▶ **EXERCISE REQUIREMENTS**: The reply should hold every record, copied exactly.

### DATASET CONTENT

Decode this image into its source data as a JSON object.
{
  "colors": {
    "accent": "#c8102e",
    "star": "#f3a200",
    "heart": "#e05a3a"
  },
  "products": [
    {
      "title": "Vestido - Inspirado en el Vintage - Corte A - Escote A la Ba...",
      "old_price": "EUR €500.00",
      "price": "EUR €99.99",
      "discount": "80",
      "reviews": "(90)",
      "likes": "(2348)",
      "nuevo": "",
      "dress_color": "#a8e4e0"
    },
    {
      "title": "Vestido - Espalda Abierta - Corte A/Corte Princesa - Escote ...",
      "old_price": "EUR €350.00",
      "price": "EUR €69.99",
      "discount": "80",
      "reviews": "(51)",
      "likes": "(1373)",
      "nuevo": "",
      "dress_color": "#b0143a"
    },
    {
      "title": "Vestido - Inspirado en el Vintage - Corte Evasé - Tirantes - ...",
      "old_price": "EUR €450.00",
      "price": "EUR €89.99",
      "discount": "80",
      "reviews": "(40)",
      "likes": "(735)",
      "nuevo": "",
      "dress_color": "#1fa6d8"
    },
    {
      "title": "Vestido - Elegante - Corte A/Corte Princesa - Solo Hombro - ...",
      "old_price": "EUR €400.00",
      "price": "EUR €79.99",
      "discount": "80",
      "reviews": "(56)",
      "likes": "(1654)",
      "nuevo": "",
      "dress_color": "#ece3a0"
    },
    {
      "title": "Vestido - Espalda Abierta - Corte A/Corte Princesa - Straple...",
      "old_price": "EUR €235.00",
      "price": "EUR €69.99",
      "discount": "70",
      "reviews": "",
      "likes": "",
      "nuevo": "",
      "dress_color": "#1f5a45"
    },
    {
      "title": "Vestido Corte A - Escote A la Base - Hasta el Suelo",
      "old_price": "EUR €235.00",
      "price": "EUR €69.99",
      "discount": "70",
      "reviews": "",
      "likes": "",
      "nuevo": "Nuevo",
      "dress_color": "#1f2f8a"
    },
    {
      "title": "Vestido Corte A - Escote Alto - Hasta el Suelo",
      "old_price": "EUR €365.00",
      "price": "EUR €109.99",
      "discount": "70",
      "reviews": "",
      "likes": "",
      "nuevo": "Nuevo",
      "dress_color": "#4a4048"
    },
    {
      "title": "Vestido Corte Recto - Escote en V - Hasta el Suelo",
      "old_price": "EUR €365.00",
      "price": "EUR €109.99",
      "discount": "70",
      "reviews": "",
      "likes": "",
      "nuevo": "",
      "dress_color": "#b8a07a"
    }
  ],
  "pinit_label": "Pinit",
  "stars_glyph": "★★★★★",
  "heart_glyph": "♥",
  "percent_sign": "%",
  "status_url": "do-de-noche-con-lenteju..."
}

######

▶ **SOLVED EXERCISE**:
Decode this image into its source data as a JSON object.
{
  "colors": {
    "accent": "#c8102e",
    "star": "#f3a200",
    "heart": "#e05a3a"
  },
  "products": [
    {
      "title": "Vestido - Inspirado en el Vintage - Corte A - Escote A la Ba...",
      "old_price": "EUR €500.00",
      "price": "EUR €99.99",
      "discount": "80",
      "reviews": "(90)",
      "likes": "(2348)",
      "nuevo": "",
      "dress_color": "#a8e4e0"
    },
    {
      "title": "Vestido - Espalda Abierta - Corte A/Corte Princesa - Escote ...",
      "old_price": "EUR €350.00",
      "price": "EUR €69.99",
      "discount": "80",
      "reviews": "(51)",
      "likes": "(1373)",
      "nuevo": "",
      "dress_color": "#b0143a"
    },
    {
      "title": "Vestido - Inspirado en el Vintage - Corte Evasé - Tirantes - ...",
      "old_price": "EUR €450.00",
      "price": "EUR €89.99",
      "discount": "80",
      "reviews": "(40)",
      "likes": "(735)",
      "nuevo": "",
      "dress_color": "#1fa6d8"
    },
    {
      "title": "Vestido - Elegante - Corte A/Corte Princesa - Solo Hombro - ...",
      "old_price": "EUR €400.00",
      "price": "EUR €79.99",
      "discount": "80",
      "reviews": "(56)",
      "likes": "(1654)",
      "nuevo": "",
      "dress_color": "#ece3a0"
    },
    {
      "title": "Vestido - Espalda Abierta - Corte A/Corte Princesa - Straple...",
      "old_price": "EUR €235.00",
      "price": "EUR €69.99",
      "discount": "70",
      "reviews": "",
      "likes": "",
      "nuevo": "",
      "dress_color": "#1f5a45"
    },
    {
      "title": "Vestido Corte A - Escote A la Base - Hasta el Suelo",
      "old_price": "EUR €235.00",
      "price": "EUR €69.99",
      "discount": "70",
      "reviews": "",
      "likes": "",
      "nuevo": "Nuevo",
      "dress_color": "#1f2f8a"
    },
    {
      "title": "Vestido Corte A - Escote Alto - Hasta el Suelo",
      "old_price": "EUR €365.00",
      "price": "EUR €109.99",
      "discount": "70",
      "reviews": "",
      "likes": "",
      "nuevo": "Nuevo",
      "dress_color": "#4a4048"
    },
    {
      "title": "Vestido Corte Recto - Escote en V - Hasta el Suelo",
      "old_price": "EUR €365.00",
      "price": "EUR €109.99",
      "discount": "70",
      "reviews": "",
      "likes": "",
      "nuevo": "",
      "dress_color": "#b8a07a"
    }
  ],
  "pinit_label": "Pinit",
  "stars_glyph": "★★★★★",
  "heart_glyph": "♥",
  "percent_sign": "%",
  "status_url": "do-de-noche-con-lenteju..."
}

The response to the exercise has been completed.